In a series of notices and FAQs, the IRS has clearly enunciated its view that an employer’s reimbursement of an employee’s premiums for individual health insurance violates certain provisions of the Affordable Care Act (“ACA”). While reiterating this key point, Notice 2015-17 does grant a limited period of relief for smaller employers. Nonetheless, even those employers should be working toward a June 30 deadline to comply with these ACA constraints.

No Good Deed…: Allowing Part-Time Employees to Make Health FSA Contributions May Trigger ACA Penalties

When it comes to health coverage, many employers draw a distinction between full-time and part-time employees. To be eligible to enroll in the employer’s health plan, an employee must work a minimum number of hours per pay period. But many of those same employers then allow even part-time employees to contribute to a health flexible spending account (“health FSA”). After all, doing so costs the employer nothing (and even saves a modest amount in employment taxes), and why not at least give those employees an opportunity to pay some of their medical expenses on a pre-tax basis? Unfortunately, this paternalistic approach may now subject an employer to substantial daily penalties under the Affordable Care Act (“ACA”).

Agencies Plug Several Holes in the ACA Dike

In the years since the 2010 enactment of the Affordable Care Act (“ACA”), the agencies charged with enforcing the ACA have worried that certain responses to the law’s requirements could negatively affect the overall health insurance system. For instance, because the ACA requires insurers to issue individual health insurance coverage without regard to health status, sponsors of self-funded employer plans may be tempted to shift their high-risk employees into the individual market. But by leaving only healthier employees in the self-funded plans, this approach could result in “adverse selection” – leading to an erosion of the individual insurance market.

When Does 9.5% Equal 9.56%?

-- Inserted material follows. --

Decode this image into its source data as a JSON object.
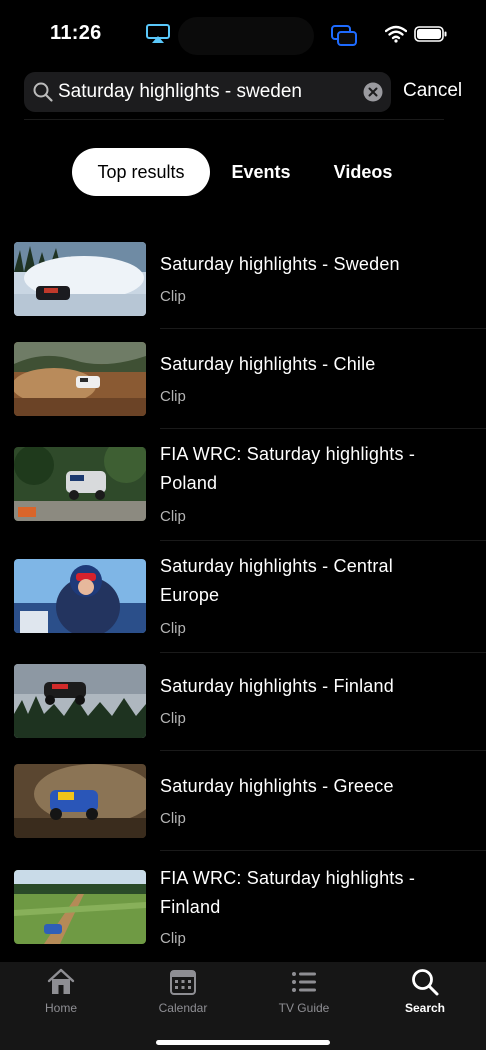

Although 9.5% has been a key threshold in determining the “affordability” of employer health coverage, the IRS has just announced (in Revenue Procedure 2014-37) that this threshold will be adjusted to 9.56% for 2015. This adjustment reflects the fact that health insurance premiums have risen more rapidly than incomes. Similar adjustments have also been announced for related percentage thresholds.